▸ Collected data entries:
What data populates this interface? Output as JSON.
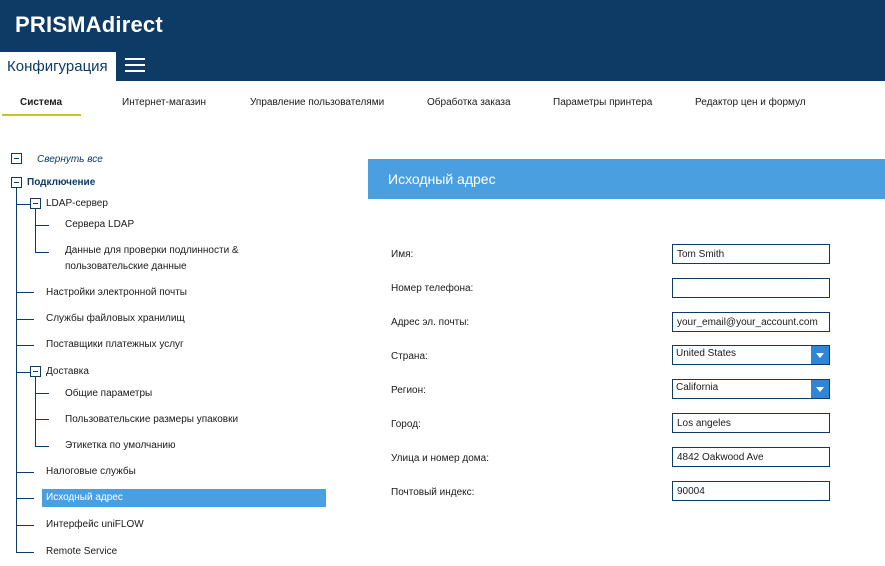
{
  "header": {
    "brand": "PRISMAdirect",
    "config_label": "Конфигурация"
  },
  "tabs": [
    {
      "label": "Система",
      "active": true
    },
    {
      "label": "Интернет-магазин"
    },
    {
      "label": "Управление пользователями"
    },
    {
      "label": "Обработка заказа"
    },
    {
      "label": "Параметры принтера"
    },
    {
      "label": "Редактор цен и формул"
    }
  ],
  "tree": {
    "collapse_all": "Свернуть все",
    "root": "Подключение",
    "ldap": "LDAP-сервер",
    "ldap_servers": "Сервера LDAP",
    "ldap_auth_line1": "Данные для проверки подлинности &",
    "ldap_auth_line2": "пользовательские данные",
    "email": "Настройки электронной почты",
    "file_storage": "Службы файловых хранилищ",
    "payment": "Поставщики платежных услуг",
    "delivery": "Доставка",
    "general": "Общие параметры",
    "custom_sizes": "Пользовательские размеры упаковки",
    "default_label": "Этикетка по умолчанию",
    "tax": "Налоговые службы",
    "source_address": "Исходный адрес",
    "uniflow": "Интерфейс uniFLOW",
    "remote": "Remote Service"
  },
  "panel": {
    "title": "Исходный адрес",
    "fields": {
      "name_label": "Имя:",
      "name_value": "Tom Smith",
      "phone_label": "Номер телефона:",
      "phone_value": "",
      "email_label": "Адрес эл. почты:",
      "email_value": "your_email@your_account.com",
      "country_label": "Страна:",
      "country_value": "United States",
      "region_label": "Регион:",
      "region_value": "California",
      "city_label": "Город:",
      "city_value": "Los angeles",
      "street_label": "Улица и номер дома:",
      "street_value": "4842 Oakwood Ave",
      "zip_label": "Почтовый индекс:",
      "zip_value": "90004"
    }
  },
  "colors": {
    "brand_navy": "#0e3a66",
    "accent_blue": "#4a9fe0",
    "tab_underline": "#c8c22a"
  }
}
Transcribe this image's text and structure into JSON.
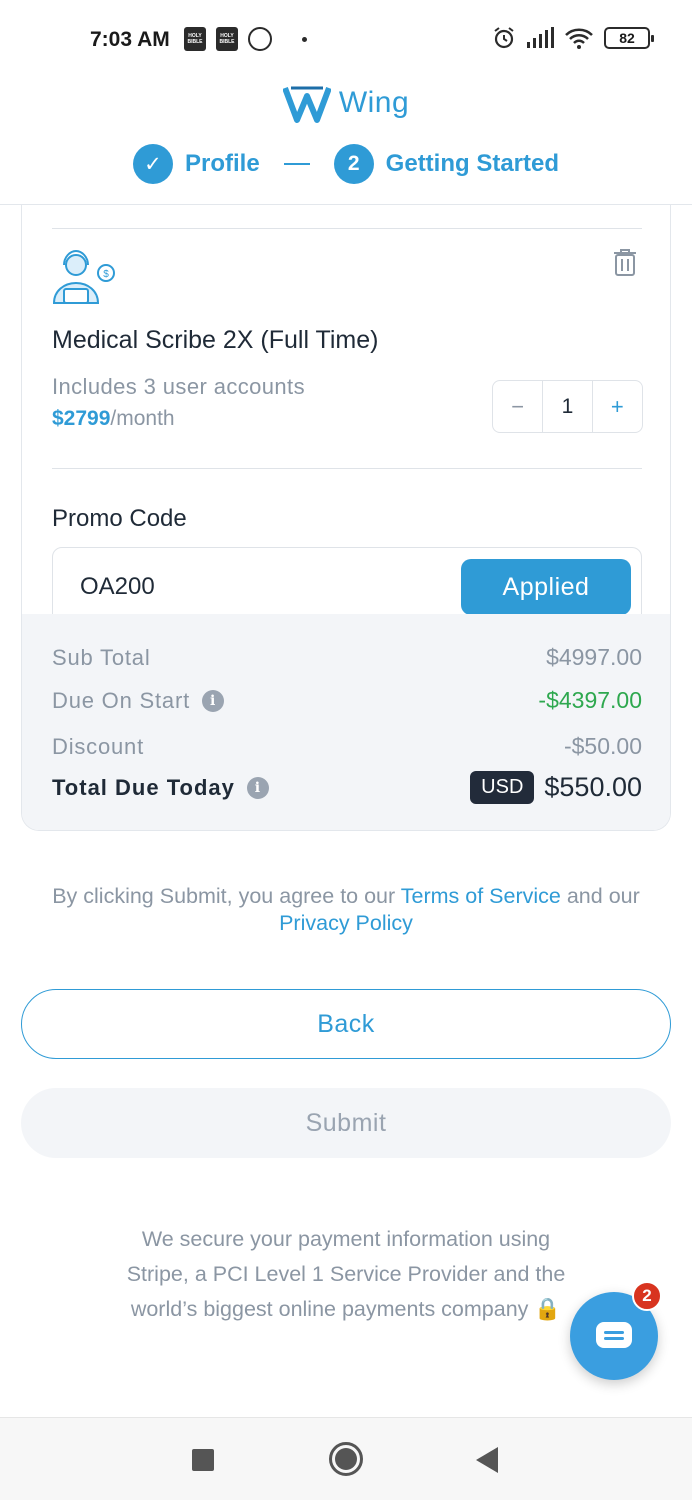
{
  "status_bar": {
    "time": "7:03 AM",
    "battery": "82",
    "bible_icon_text": "HOLY BIBLE"
  },
  "header": {
    "brand_name": "Wing",
    "steps": [
      {
        "number": "✓",
        "label": "Profile",
        "state": "completed"
      },
      {
        "number": "2",
        "label": "Getting Started",
        "state": "active"
      }
    ]
  },
  "cart_item": {
    "icon": "support-agent-icon",
    "name": "Medical Scribe 2X (Full Time)",
    "description": "Includes 3 user accounts",
    "price": "$2799",
    "price_suffix": "/month",
    "quantity": "1",
    "minus": "−",
    "plus": "+"
  },
  "promo": {
    "label": "Promo Code",
    "value": "OA200",
    "button_label": "Applied"
  },
  "summary": {
    "rows": [
      {
        "label": "Sub Total",
        "value": "$4997.00"
      },
      {
        "label": "Due On Start",
        "value": "-$4397.00"
      },
      {
        "label": "Discount",
        "value": "-$50.00"
      }
    ],
    "total_label": "Total Due Today",
    "currency": "USD",
    "total_value": "$550.00",
    "info_glyph": "i"
  },
  "terms": {
    "prefix": "By clicking Submit, you agree to our ",
    "tos_link": "Terms of Service",
    "middle": " and our",
    "privacy_link": "Privacy Policy"
  },
  "actions": {
    "back_label": "Back",
    "submit_label": "Submit"
  },
  "secure_note": {
    "line1": "We secure your payment information using",
    "line2": "Stripe, a PCI Level 1 Service Provider and the",
    "line3": "world’s biggest online payments company 🔒"
  },
  "chat": {
    "badge_count": "2"
  },
  "colors": {
    "accent": "#2f9bd6",
    "green": "#2ea84f",
    "badge_red": "#d8341f"
  }
}
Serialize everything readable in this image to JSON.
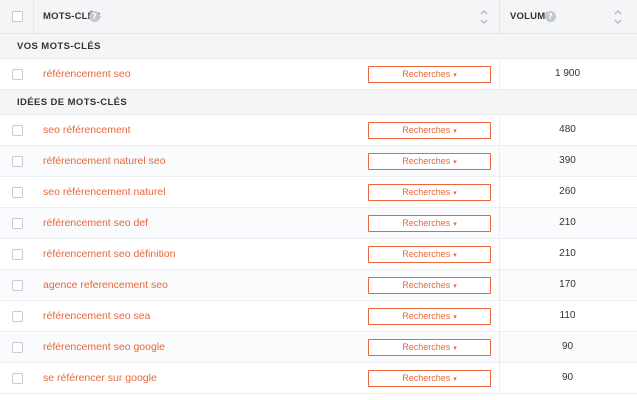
{
  "header": {
    "keywords_label": "MOTS-CLÉS",
    "volume_label": "VOLUME",
    "help_glyph": "?"
  },
  "sections": {
    "yours": "VOS MOTS-CLÉS",
    "ideas": "IDÉES DE MOTS-CLÉS"
  },
  "button_label": "Recherches",
  "button_chevron": "▾",
  "your_keywords": [
    {
      "keyword": "référencement seo",
      "volume": "1 900"
    }
  ],
  "keyword_ideas": [
    {
      "keyword": "seo référencement",
      "volume": "480"
    },
    {
      "keyword": "référencement naturel seo",
      "volume": "390"
    },
    {
      "keyword": "seo référencement naturel",
      "volume": "260"
    },
    {
      "keyword": "référencement seo def",
      "volume": "210"
    },
    {
      "keyword": "référencement seo définition",
      "volume": "210"
    },
    {
      "keyword": "agence referencement seo",
      "volume": "170"
    },
    {
      "keyword": "référencement seo sea",
      "volume": "110"
    },
    {
      "keyword": "référencement seo google",
      "volume": "90"
    },
    {
      "keyword": "se référencer sur google",
      "volume": "90"
    }
  ],
  "colors": {
    "accent": "#e8673d",
    "header_bg": "#f4f5f7",
    "border": "#e4e6ea"
  }
}
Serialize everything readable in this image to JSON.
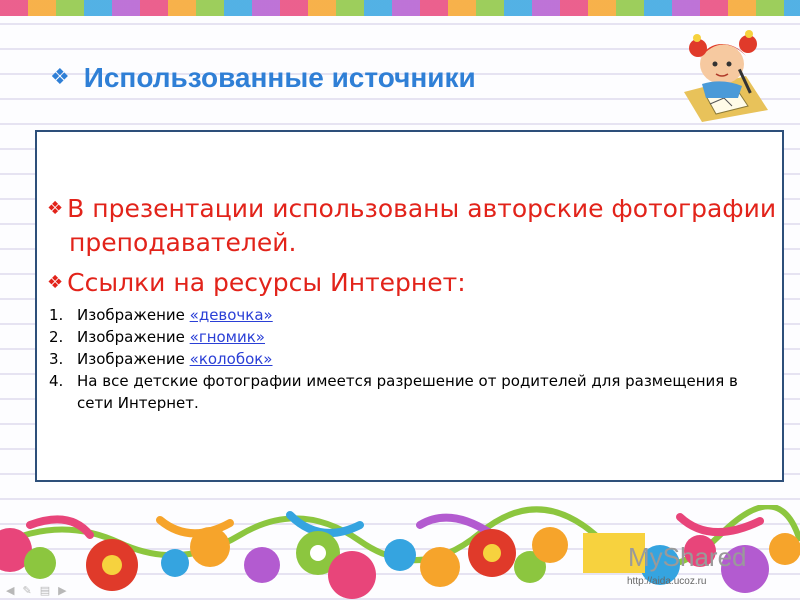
{
  "slide": {
    "title": "Использованные источники",
    "title_bullet": "❖",
    "bullets": [
      {
        "line1": "В презентации использованы авторские фотографии",
        "line2": "преподавателей."
      },
      {
        "line1": "Ссылки на ресурсы Интернет:"
      }
    ],
    "list": [
      {
        "num": "1.",
        "text": "Изображение ",
        "link": "«девочка»"
      },
      {
        "num": "2.",
        "text": "Изображение ",
        "link": "«гномик»"
      },
      {
        "num": "3.",
        "text": "Изображение ",
        "link": "«колобок»"
      },
      {
        "num": "4.",
        "text": "На все детские фотографии имеется разрешение от родителей для размещения в",
        "text2": "сети Интернет."
      }
    ]
  },
  "watermark": "MyShared",
  "footer_url": "http://aida.ucoz.ru",
  "colors": {
    "title": "#2f7fd6",
    "bullet_text": "#e2231a",
    "link": "#2a3fd6",
    "box_border": "#2d4f7a"
  }
}
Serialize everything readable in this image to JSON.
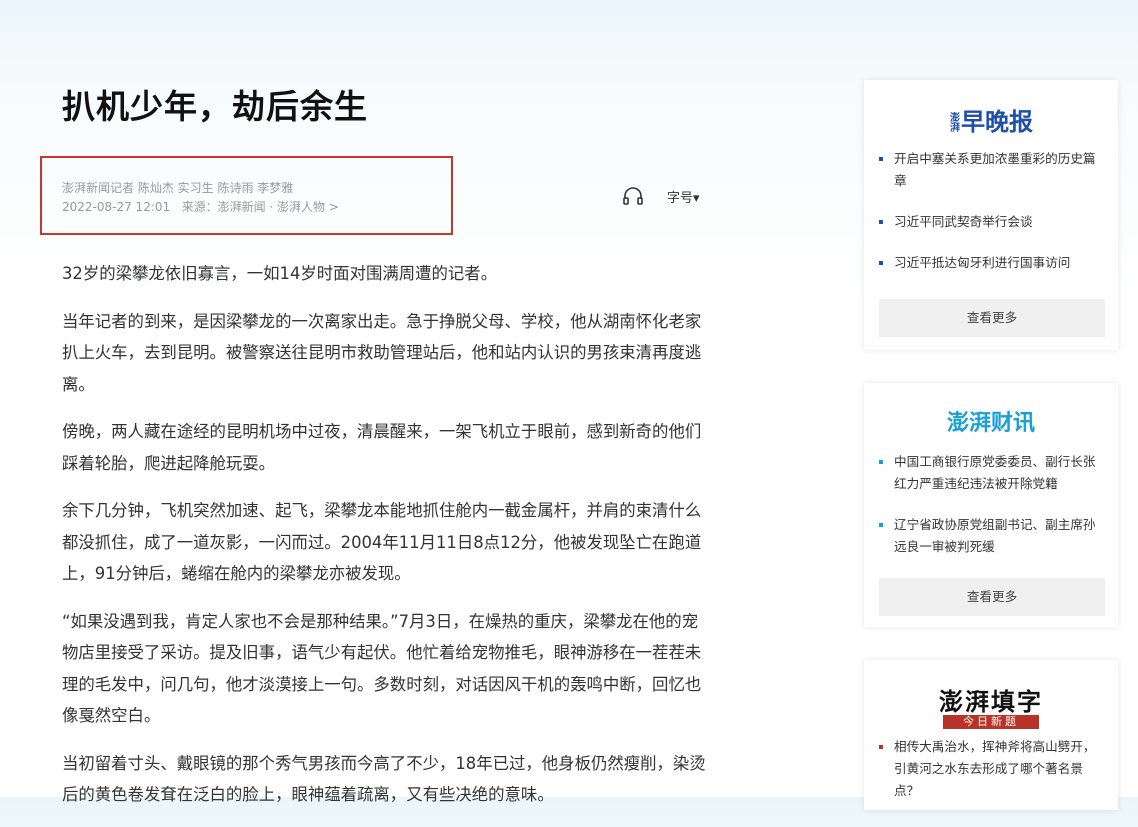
{
  "article": {
    "title": "扒机少年，劫后余生",
    "meta_line1": "澎湃新闻记者 陈灿杰 实习生 陈诗雨 李梦雅",
    "meta_date": "2022-08-27 12:01",
    "meta_source": "来源：澎湃新闻 · 澎湃人物 >",
    "font_size_label": "字号▾",
    "paragraphs": [
      "32岁的梁攀龙依旧寡言，一如14岁时面对围满周遭的记者。",
      "当年记者的到来，是因梁攀龙的一次离家出走。急于挣脱父母、学校，他从湖南怀化老家扒上火车，去到昆明。被警察送往昆明市救助管理站后，他和站内认识的男孩束清再度逃离。",
      "傍晚，两人藏在途经的昆明机场中过夜，清晨醒来，一架飞机立于眼前，感到新奇的他们踩着轮胎，爬进起降舱玩耍。",
      "余下几分钟，飞机突然加速、起飞，梁攀龙本能地抓住舱内一截金属杆，并肩的束清什么都没抓住，成了一道灰影，一闪而过。2004年11月11日8点12分，他被发现坠亡在跑道上，91分钟后，蜷缩在舱内的梁攀龙亦被发现。",
      "“如果没遇到我，肯定人家也不会是那种结果。”7月3日，在燥热的重庆，梁攀龙在他的宠物店里接受了采访。提及旧事，语气少有起伏。他忙着给宠物推毛，眼神游移在一茬茬未理的毛发中，问几句，他才淡漠接上一句。多数时刻，对话因风干机的轰鸣中断，回忆也像戛然空白。",
      "当初留着寸头、戴眼镜的那个秀气男孩而今高了不少，18年已过，他身板仍然瘦削，染烫后的黄色卷发耷在泛白的脸上，眼神蕴着疏离，又有些决绝的意味。"
    ]
  },
  "sidebar": {
    "card1": {
      "logo_small": "澎湃",
      "logo_text": "早晚报",
      "items": [
        "开启中塞关系更加浓墨重彩的历史篇章",
        "习近平同武契奇举行会谈",
        "习近平抵达匈牙利进行国事访问"
      ],
      "more": "查看更多"
    },
    "card2": {
      "logo_text": "澎湃财讯",
      "items": [
        "中国工商银行原党委委员、副行长张红力严重违纪违法被开除党籍",
        "辽宁省政协原党组副书记、副主席孙远良一审被判死缓"
      ],
      "more": "查看更多"
    },
    "card3": {
      "logo_text": "澎湃填字",
      "logo_sub": "今日新题",
      "items": [
        "相传大禹治水，挥神斧将高山劈开，引黄河之水东去形成了哪个著名景点？"
      ]
    }
  },
  "colors": {
    "accent_red": "#c9362b",
    "brand_blue": "#1f4fa8",
    "caixun_blue": "#1aa0d6"
  }
}
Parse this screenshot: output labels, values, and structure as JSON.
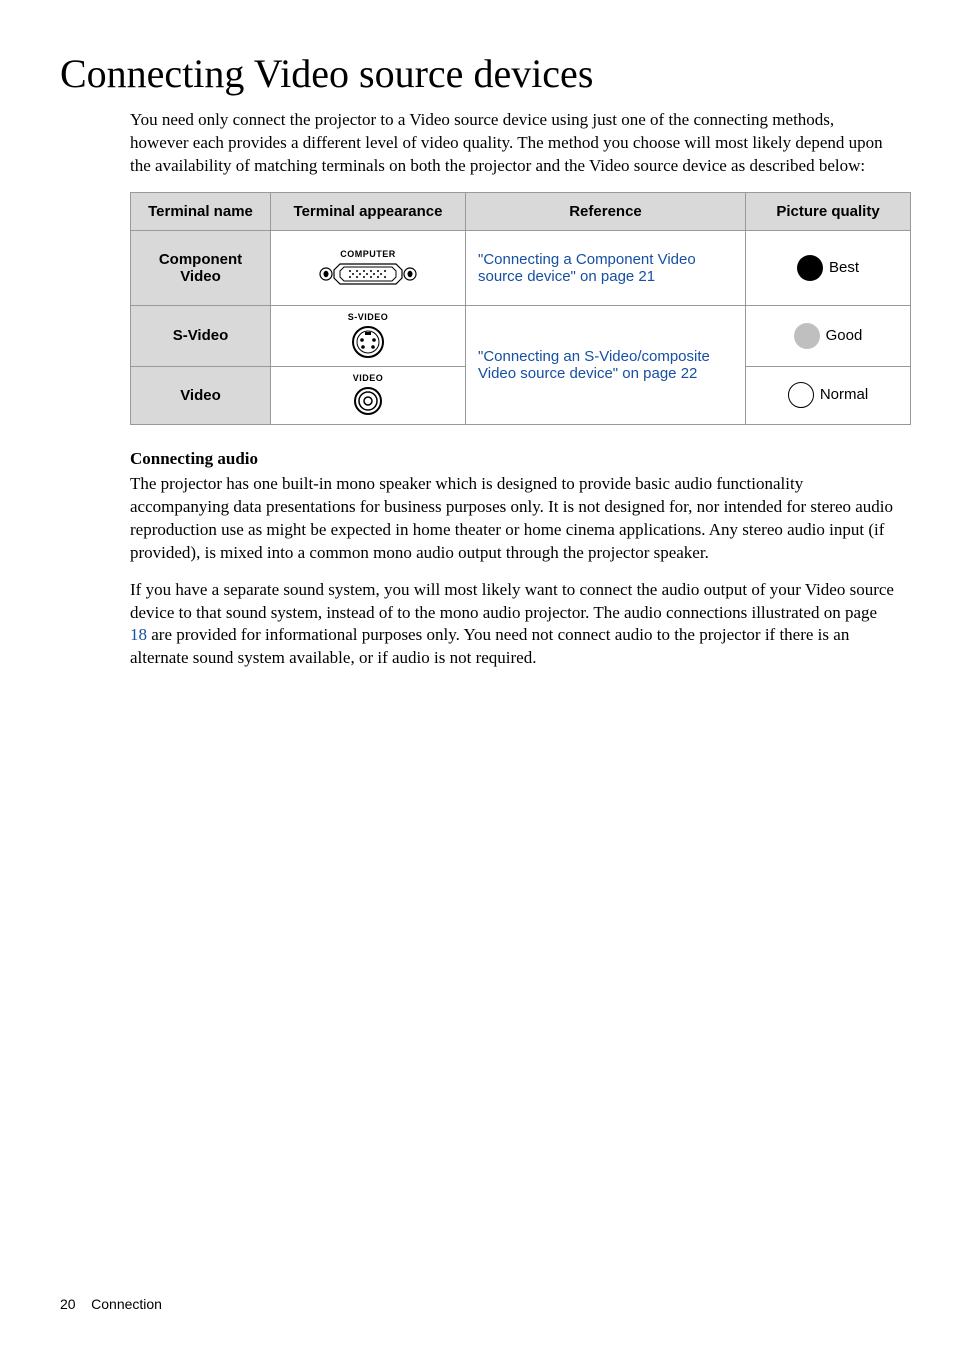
{
  "title": "Connecting Video source devices",
  "intro": "You need only connect the projector to a Video source device using just one of the connecting methods, however each provides a different level of video quality. The method you choose will most likely depend upon the availability of matching terminals on both the projector and the Video source device as described below:",
  "headers": {
    "c1": "Terminal name",
    "c2": "Terminal appearance",
    "c3": "Reference",
    "c4": "Picture quality"
  },
  "rows": {
    "r1": {
      "name": "Component Video",
      "term": "COMPUTER",
      "ref": "\"Connecting a Component Video source device\" on page 21",
      "pq": "Best"
    },
    "r2": {
      "name": "S-Video",
      "term": "S-VIDEO",
      "pq": "Good"
    },
    "r3": {
      "name": "Video",
      "term": "VIDEO",
      "pq": "Normal"
    },
    "ref23": "\"Connecting an S-Video/composite Video source device\" on page 22"
  },
  "audio_head": "Connecting audio",
  "audio_p1": "The projector has one built-in mono speaker which is designed to provide basic audio functionality accompanying data presentations for business purposes only. It is not designed for, nor intended for stereo audio reproduction use as might be expected in home theater or home cinema applications. Any stereo audio input (if provided), is mixed into a common mono audio output through the projector speaker.",
  "audio_p2a": "If you have a separate sound system, you will most likely want to connect the audio output of your Video source device to that sound system, instead of to the mono audio projector. The audio connections illustrated on page ",
  "audio_link": "18",
  "audio_p2b": " are provided for informational purposes only. You need not connect audio to the projector if there is an alternate sound system available, or if audio is not required.",
  "footer_page": "20",
  "footer_section": "Connection"
}
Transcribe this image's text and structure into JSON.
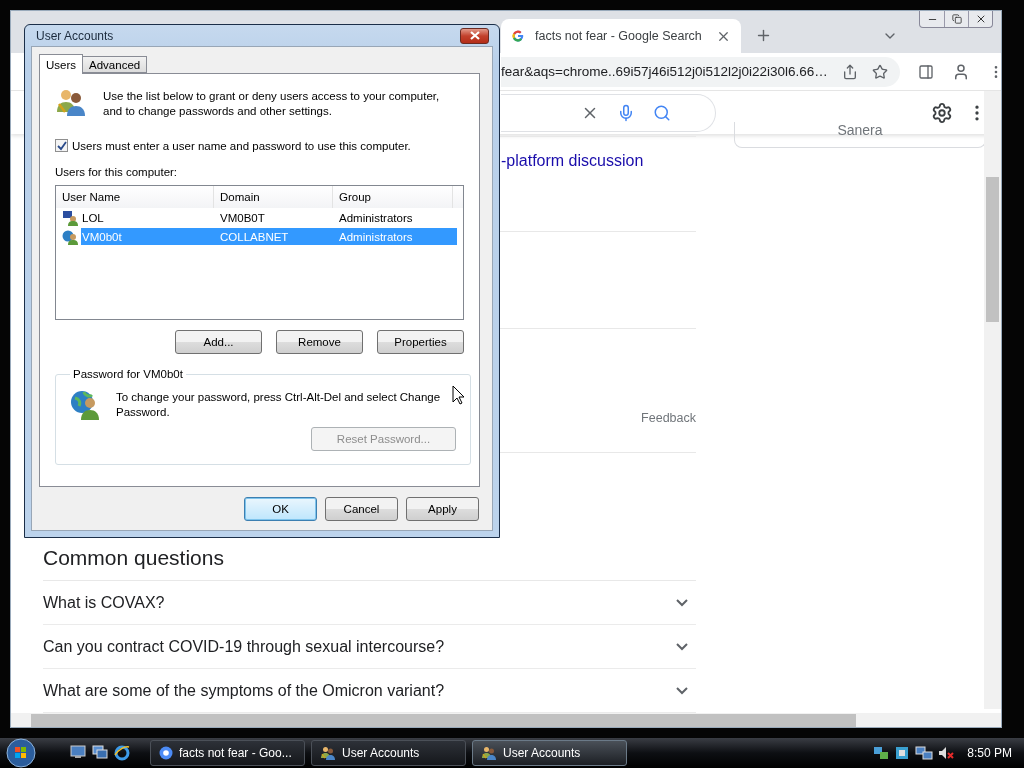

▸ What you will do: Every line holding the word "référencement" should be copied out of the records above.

▸ Task response:
      "keyword": "référencement seo",
      "keyword": "seo référencement",
      "keyword": "référencement naturel seo",
      "keyword": "seo référencement naturel",
      "keyword": "référencement seo def",
      "keyword": "référencement seo définition",
      "keyword": "référencement seo sea",
      "keyword": "référencement seo google",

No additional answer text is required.